Black liquor is conceived to be the largest, readily available, concentrated form of biomass on Earth. But what is it? Black liquor is the waste liquor from the Kraft pulping process after pulping is completed.
It is an aqueous solution of lignin residues, hemicellulose, and the inorganic chemicals used in the process. The organic matter in the black liquor is made up of water/ alkali soluble degradation components from the wood.
The result is an extremely complex mixture. About 7 tons of black liquor at 15% solids is produced per ton of pulp. Once concentrated to 65%-70% solids content, black liquor is usually burned in boilers for heat recovery. To be noted is that the organic matter makes up about 80% of black liquor solids content.
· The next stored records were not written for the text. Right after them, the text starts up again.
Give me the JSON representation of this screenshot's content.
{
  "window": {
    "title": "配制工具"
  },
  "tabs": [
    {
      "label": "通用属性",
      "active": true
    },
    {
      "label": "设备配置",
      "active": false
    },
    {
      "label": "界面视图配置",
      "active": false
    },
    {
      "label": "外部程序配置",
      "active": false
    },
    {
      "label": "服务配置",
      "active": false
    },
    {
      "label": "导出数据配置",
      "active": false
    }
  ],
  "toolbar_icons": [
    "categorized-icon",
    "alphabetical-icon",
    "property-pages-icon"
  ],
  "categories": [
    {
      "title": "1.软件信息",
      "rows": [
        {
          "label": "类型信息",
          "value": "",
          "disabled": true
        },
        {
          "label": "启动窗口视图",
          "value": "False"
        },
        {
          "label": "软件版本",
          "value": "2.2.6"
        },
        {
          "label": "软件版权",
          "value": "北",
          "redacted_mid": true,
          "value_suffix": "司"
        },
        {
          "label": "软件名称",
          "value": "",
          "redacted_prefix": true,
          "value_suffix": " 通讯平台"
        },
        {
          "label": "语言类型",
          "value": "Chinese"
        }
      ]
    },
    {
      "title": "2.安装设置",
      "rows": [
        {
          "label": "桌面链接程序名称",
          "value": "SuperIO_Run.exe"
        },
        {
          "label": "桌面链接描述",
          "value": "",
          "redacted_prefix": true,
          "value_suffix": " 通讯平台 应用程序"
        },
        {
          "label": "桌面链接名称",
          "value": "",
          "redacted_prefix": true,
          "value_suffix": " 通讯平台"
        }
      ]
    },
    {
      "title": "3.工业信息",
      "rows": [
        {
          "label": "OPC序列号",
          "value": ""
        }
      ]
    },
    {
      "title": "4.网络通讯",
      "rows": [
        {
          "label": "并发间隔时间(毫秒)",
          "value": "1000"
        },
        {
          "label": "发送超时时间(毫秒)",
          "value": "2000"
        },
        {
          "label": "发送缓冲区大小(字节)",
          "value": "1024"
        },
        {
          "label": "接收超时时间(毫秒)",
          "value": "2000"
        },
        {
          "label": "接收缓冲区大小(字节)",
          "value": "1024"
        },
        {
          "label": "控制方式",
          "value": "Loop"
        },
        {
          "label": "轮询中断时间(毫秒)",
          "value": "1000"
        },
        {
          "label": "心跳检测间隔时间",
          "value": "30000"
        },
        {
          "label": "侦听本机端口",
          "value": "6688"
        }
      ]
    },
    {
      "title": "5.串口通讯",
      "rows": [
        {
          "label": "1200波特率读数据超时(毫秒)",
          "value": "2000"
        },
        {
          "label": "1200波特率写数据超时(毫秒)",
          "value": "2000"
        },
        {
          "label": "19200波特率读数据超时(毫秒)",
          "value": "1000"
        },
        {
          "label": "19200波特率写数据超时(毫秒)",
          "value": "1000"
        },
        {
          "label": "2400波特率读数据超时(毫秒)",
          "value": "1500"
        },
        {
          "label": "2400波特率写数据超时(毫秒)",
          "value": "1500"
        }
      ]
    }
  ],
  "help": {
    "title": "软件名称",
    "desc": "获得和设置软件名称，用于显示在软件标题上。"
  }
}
Since the 1930s, pulp mills have used black liquor as an energy source with a recovery boiler, generating steam and recovering the cooking chemicals (sodium hydroxide and sodium sulfide). This decreased the issues with water emissions and helped pulp mills become almost energy self-sufficient by generating around 66% of the needed electricity on site. In recent years, new waste-to-energy methods have been developed that are able to achieve higher overall energy efficiency than the conventional boiler.
A topic of increasing attention is the valorisation of Kraft lignin. In EBIO the focus is on using black liquor directly both as solvent and electrolyte for lignin depolymerisation and further conversion. By using this approach, the entire organic fraction in black liquor (lignin and dissolved hemicelluloses) is processed. EBIO focuses on mild conditions to keep the molecular structure of primary products intact by adding an additional electrochemical cycle. After electrochemical conversion the black liquor containing pulping chemicals and not valorised fractions will directly be fed back to the recovery boiler.